##### DATA FOR PROCESSING

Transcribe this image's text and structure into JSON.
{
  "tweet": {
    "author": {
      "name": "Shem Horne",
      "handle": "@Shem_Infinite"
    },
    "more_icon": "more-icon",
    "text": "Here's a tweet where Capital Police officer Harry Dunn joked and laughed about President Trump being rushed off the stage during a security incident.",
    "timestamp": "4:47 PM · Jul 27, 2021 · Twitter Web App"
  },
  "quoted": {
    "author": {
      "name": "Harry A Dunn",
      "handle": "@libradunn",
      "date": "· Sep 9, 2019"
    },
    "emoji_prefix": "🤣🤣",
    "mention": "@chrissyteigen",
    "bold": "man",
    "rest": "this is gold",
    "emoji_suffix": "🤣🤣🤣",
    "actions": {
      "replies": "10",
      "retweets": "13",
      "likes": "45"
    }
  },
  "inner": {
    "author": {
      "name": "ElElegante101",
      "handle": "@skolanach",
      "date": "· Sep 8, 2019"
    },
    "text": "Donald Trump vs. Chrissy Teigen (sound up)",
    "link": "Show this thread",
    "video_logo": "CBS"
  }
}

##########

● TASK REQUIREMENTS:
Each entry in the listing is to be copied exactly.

● RESPONSE BELOW:
Transcribe this image's text and structure into JSON.
{
  "tweet": {
    "author": {
      "name": "Shem Horne",
      "handle": "@Shem_Infinite"
    },
    "more_icon": "more-icon",
    "text": "Here's a tweet where Capital Police officer Harry Dunn joked and laughed about President Trump being rushed off the stage during a security incident.",
    "timestamp": "4:47 PM · Jul 27, 2021 · Twitter Web App"
  },
  "quoted": {
    "author": {
      "name": "Harry A Dunn",
      "handle": "@libradunn",
      "date": "· Sep 9, 2019"
    },
    "emoji_prefix": "🤣🤣",
    "mention": "@chrissyteigen",
    "bold": "man",
    "rest": "this is gold",
    "emoji_suffix": "🤣🤣🤣",
    "actions": {
      "replies": "10",
      "retweets": "13",
      "likes": "45"
    }
  },
  "inner": {
    "author": {
      "name": "ElElegante101",
      "handle": "@skolanach",
      "date": "· Sep 8, 2019"
    },
    "text": "Donald Trump vs. Chrissy Teigen (sound up)",
    "link": "Show this thread",
    "video_logo": "CBS"
  }
}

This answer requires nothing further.